◆ Records supplied ◆
********************

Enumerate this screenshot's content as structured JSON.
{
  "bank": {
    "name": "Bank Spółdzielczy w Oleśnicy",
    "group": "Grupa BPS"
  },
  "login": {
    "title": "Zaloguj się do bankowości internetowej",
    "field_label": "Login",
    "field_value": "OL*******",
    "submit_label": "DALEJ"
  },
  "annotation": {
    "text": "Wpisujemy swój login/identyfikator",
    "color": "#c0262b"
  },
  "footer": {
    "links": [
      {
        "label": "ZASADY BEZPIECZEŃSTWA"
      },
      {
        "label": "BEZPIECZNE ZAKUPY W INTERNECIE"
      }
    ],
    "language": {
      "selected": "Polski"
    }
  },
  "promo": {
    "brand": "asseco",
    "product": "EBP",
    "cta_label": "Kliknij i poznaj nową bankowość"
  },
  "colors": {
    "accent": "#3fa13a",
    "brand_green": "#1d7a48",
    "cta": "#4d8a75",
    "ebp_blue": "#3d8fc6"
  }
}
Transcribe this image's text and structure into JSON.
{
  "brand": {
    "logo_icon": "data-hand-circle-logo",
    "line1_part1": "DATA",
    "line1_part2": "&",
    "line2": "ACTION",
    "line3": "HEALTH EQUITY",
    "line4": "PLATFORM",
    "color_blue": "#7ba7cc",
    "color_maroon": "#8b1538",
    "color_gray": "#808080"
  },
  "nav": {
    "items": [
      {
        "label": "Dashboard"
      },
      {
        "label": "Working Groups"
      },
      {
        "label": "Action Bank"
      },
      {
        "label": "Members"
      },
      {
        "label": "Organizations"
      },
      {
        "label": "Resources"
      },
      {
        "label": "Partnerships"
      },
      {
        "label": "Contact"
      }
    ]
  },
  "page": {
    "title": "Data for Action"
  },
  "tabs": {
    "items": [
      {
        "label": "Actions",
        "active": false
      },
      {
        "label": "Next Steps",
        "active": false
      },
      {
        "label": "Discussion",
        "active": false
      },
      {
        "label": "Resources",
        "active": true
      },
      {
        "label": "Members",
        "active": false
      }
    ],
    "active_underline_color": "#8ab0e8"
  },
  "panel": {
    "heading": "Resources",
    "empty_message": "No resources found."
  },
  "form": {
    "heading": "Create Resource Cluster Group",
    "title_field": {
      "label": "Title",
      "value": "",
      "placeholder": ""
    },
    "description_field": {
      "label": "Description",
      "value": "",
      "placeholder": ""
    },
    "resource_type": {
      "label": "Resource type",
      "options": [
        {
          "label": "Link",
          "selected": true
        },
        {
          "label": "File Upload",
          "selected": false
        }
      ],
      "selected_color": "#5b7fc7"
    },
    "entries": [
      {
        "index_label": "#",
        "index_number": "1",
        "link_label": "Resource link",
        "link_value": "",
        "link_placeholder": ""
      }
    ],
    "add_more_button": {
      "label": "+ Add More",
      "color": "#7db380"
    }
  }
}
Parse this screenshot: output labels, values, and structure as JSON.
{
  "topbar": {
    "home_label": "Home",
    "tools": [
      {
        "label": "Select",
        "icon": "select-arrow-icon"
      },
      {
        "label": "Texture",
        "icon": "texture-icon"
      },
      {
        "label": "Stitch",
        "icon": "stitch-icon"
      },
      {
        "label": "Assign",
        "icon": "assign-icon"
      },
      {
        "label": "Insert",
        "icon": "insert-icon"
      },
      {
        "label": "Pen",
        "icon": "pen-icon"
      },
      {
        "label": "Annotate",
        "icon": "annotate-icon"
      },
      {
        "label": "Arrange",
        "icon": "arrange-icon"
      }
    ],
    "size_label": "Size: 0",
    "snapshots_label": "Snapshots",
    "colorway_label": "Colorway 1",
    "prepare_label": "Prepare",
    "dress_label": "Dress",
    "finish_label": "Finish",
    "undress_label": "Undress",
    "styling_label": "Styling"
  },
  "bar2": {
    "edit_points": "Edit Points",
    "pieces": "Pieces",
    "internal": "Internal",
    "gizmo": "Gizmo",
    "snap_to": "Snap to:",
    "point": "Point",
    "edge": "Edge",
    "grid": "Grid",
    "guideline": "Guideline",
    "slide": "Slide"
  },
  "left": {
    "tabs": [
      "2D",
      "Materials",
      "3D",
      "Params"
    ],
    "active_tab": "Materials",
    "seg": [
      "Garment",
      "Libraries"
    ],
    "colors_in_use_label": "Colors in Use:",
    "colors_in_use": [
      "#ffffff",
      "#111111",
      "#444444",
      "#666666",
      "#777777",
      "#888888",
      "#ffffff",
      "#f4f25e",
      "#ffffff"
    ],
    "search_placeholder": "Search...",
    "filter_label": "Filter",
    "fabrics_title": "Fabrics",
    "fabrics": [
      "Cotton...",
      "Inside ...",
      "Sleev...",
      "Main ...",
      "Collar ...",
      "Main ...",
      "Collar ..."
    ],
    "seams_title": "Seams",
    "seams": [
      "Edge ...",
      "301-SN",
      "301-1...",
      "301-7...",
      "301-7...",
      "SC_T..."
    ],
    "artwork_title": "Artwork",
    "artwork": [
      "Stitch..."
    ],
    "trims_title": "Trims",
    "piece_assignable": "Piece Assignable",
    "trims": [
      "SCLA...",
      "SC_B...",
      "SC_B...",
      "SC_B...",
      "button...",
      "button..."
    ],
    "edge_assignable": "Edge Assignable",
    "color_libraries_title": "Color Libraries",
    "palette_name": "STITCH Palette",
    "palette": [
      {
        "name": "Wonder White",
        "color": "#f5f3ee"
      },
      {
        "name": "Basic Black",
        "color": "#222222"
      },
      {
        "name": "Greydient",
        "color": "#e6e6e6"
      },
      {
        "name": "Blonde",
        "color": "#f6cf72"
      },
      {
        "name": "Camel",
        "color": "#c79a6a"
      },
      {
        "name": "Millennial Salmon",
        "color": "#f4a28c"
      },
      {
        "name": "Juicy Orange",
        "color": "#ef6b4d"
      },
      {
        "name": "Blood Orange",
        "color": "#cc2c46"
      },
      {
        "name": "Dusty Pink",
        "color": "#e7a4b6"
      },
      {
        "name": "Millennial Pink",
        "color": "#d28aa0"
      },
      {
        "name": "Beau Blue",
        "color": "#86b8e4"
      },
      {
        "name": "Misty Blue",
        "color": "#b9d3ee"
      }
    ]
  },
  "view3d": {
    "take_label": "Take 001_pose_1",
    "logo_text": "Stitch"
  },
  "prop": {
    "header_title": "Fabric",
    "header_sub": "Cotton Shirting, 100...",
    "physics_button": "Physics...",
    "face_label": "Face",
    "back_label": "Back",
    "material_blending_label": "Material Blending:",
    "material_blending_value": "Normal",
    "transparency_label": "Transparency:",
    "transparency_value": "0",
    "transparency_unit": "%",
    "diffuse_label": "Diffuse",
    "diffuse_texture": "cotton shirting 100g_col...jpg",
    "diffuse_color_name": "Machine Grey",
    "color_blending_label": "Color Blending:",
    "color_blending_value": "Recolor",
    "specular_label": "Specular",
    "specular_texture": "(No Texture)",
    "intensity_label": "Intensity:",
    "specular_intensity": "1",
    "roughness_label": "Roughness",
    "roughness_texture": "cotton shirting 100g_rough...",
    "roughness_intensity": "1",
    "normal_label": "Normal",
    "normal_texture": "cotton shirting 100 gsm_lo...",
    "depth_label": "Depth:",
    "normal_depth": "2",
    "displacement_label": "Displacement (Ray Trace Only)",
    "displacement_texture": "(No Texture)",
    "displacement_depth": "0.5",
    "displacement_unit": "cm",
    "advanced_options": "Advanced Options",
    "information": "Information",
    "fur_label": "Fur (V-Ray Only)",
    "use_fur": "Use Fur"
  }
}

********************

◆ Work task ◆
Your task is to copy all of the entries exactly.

◆ Task result ◆
Enumerate this screenshot's content as structured JSON.
{
  "bank": {
    "name": "Bank Spółdzielczy w Oleśnicy",
    "group": "Grupa BPS"
  },
  "login": {
    "title": "Zaloguj się do bankowości internetowej",
    "field_label": "Login",
    "field_value": "OL*******",
    "submit_label": "DALEJ"
  },
  "annotation": {
    "text": "Wpisujemy swój login/identyfikator",
    "color": "#c0262b"
  },
  "footer": {
    "links": [
      {
        "label": "ZASADY BEZPIECZEŃSTWA"
      },
      {
        "label": "BEZPIECZNE ZAKUPY W INTERNECIE"
      }
    ],
    "language": {
      "selected": "Polski"
    }
  },
  "promo": {
    "brand": "asseco",
    "product": "EBP",
    "cta_label": "Kliknij i poznaj nową bankowość"
  },
  "colors": {
    "accent": "#3fa13a",
    "brand_green": "#1d7a48",
    "cta": "#4d8a75",
    "ebp_blue": "#3d8fc6"
  }
}
Transcribe this image's text and structure into JSON.
{
  "brand": {
    "logo_icon": "data-hand-circle-logo",
    "line1_part1": "DATA",
    "line1_part2": "&",
    "line2": "ACTION",
    "line3": "HEALTH EQUITY",
    "line4": "PLATFORM",
    "color_blue": "#7ba7cc",
    "color_maroon": "#8b1538",
    "color_gray": "#808080"
  },
  "nav": {
    "items": [
      {
        "label": "Dashboard"
      },
      {
        "label": "Working Groups"
      },
      {
        "label": "Action Bank"
      },
      {
        "label": "Members"
      },
      {
        "label": "Organizations"
      },
      {
        "label": "Resources"
      },
      {
        "label": "Partnerships"
      },
      {
        "label": "Contact"
      }
    ]
  },
  "page": {
    "title": "Data for Action"
  },
  "tabs": {
    "items": [
      {
        "label": "Actions",
        "active": false
      },
      {
        "label": "Next Steps",
        "active": false
      },
      {
        "label": "Discussion",
        "active": false
      },
      {
        "label": "Resources",
        "active": true
      },
      {
        "label": "Members",
        "active": false
      }
    ],
    "active_underline_color": "#8ab0e8"
  },
  "panel": {
    "heading": "Resources",
    "empty_message": "No resources found."
  },
  "form": {
    "heading": "Create Resource Cluster Group",
    "title_field": {
      "label": "Title",
      "value": "",
      "placeholder": ""
    },
    "description_field": {
      "label": "Description",
      "value": "",
      "placeholder": ""
    },
    "resource_type": {
      "label": "Resource type",
      "options": [
        {
          "label": "Link",
          "selected": true
        },
        {
          "label": "File Upload",
          "selected": false
        }
      ],
      "selected_color": "#5b7fc7"
    },
    "entries": [
      {
        "index_label": "#",
        "index_number": "1",
        "link_label": "Resource link",
        "link_value": "",
        "link_placeholder": ""
      }
    ],
    "add_more_button": {
      "label": "+ Add More",
      "color": "#7db380"
    }
  }
}
Parse this screenshot: output labels, values, and structure as JSON.
{
  "topbar": {
    "home_label": "Home",
    "tools": [
      {
        "label": "Select",
        "icon": "select-arrow-icon"
      },
      {
        "label": "Texture",
        "icon": "texture-icon"
      },
      {
        "label": "Stitch",
        "icon": "stitch-icon"
      },
      {
        "label": "Assign",
        "icon": "assign-icon"
      },
      {
        "label": "Insert",
        "icon": "insert-icon"
      },
      {
        "label": "Pen",
        "icon": "pen-icon"
      },
      {
        "label": "Annotate",
        "icon": "annotate-icon"
      },
      {
        "label": "Arrange",
        "icon": "arrange-icon"
      }
    ],
    "size_label": "Size: 0",
    "snapshots_label": "Snapshots",
    "colorway_label": "Colorway 1",
    "prepare_label": "Prepare",
    "dress_label": "Dress",
    "finish_label": "Finish",
    "undress_label": "Undress",
    "styling_label": "Styling"
  },
  "bar2": {
    "edit_points": "Edit Points",
    "pieces": "Pieces",
    "internal": "Internal",
    "gizmo": "Gizmo",
    "snap_to": "Snap to:",
    "point": "Point",
    "edge": "Edge",
    "grid": "Grid",
    "guideline": "Guideline",
    "slide": "Slide"
  },
  "left": {
    "tabs": [
      "2D",
      "Materials",
      "3D",
      "Params"
    ],
    "active_tab": "Materials",
    "seg": [
      "Garment",
      "Libraries"
    ],
    "colors_in_use_label": "Colors in Use:",
    "colors_in_use": [
      "#ffffff",
      "#111111",
      "#444444",
      "#666666",
      "#777777",
      "#888888",
      "#ffffff",
      "#f4f25e",
      "#ffffff"
    ],
    "search_placeholder": "Search...",
    "filter_label": "Filter",
    "fabrics_title": "Fabrics",
    "fabrics": [
      "Cotton...",
      "Inside ...",
      "Sleev...",
      "Main ...",
      "Collar ...",
      "Main ...",
      "Collar ..."
    ],
    "seams_title": "Seams",
    "seams": [
      "Edge ...",
      "301-SN",
      "301-1...",
      "301-7...",
      "301-7...",
      "SC_T..."
    ],
    "artwork_title": "Artwork",
    "artwork": [
      "Stitch..."
    ],
    "trims_title": "Trims",
    "piece_assignable": "Piece Assignable",
    "trims": [
      "SCLA...",
      "SC_B...",
      "SC_B...",
      "SC_B...",
      "button...",
      "button..."
    ],
    "edge_assignable": "Edge Assignable",
    "color_libraries_title": "Color Libraries",
    "palette_name": "STITCH Palette",
    "palette": [
      {
        "name": "Wonder White",
        "color": "#f5f3ee"
      },
      {
        "name": "Basic Black",
        "color": "#222222"
      },
      {
        "name": "Greydient",
        "color": "#e6e6e6"
      },
      {
        "name": "Blonde",
        "color": "#f6cf72"
      },
      {
        "name": "Camel",
        "color": "#c79a6a"
      },
      {
        "name": "Millennial Salmon",
        "color": "#f4a28c"
      },
      {
        "name": "Juicy Orange",
        "color": "#ef6b4d"
      },
      {
        "name": "Blood Orange",
        "color": "#cc2c46"
      },
      {
        "name": "Dusty Pink",
        "color": "#e7a4b6"
      },
      {
        "name": "Millennial Pink",
        "color": "#d28aa0"
      },
      {
        "name": "Beau Blue",
        "color": "#86b8e4"
      },
      {
        "name": "Misty Blue",
        "color": "#b9d3ee"
      }
    ]
  },
  "view3d": {
    "take_label": "Take 001_pose_1",
    "logo_text": "Stitch"
  },
  "prop": {
    "header_title": "Fabric",
    "header_sub": "Cotton Shirting, 100...",
    "physics_button": "Physics...",
    "face_label": "Face",
    "back_label": "Back",
    "material_blending_label": "Material Blending:",
    "material_blending_value": "Normal",
    "transparency_label": "Transparency:",
    "transparency_value": "0",
    "transparency_unit": "%",
    "diffuse_label": "Diffuse",
    "diffuse_texture": "cotton shirting 100g_col...jpg",
    "diffuse_color_name": "Machine Grey",
    "color_blending_label": "Color Blending:",
    "color_blending_value": "Recolor",
    "specular_label": "Specular",
    "specular_texture": "(No Texture)",
    "intensity_label": "Intensity:",
    "specular_intensity": "1",
    "roughness_label": "Roughness",
    "roughness_texture": "cotton shirting 100g_rough...",
    "roughness_intensity": "1",
    "normal_label": "Normal",
    "normal_texture": "cotton shirting 100 gsm_lo...",
    "depth_label": "Depth:",
    "normal_depth": "2",
    "displacement_label": "Displacement (Ray Trace Only)",
    "displacement_texture": "(No Texture)",
    "displacement_depth": "0.5",
    "displacement_unit": "cm",
    "advanced_options": "Advanced Options",
    "information": "Information",
    "fur_label": "Fur (V-Ray Only)",
    "use_fur": "Use Fur"
  }
}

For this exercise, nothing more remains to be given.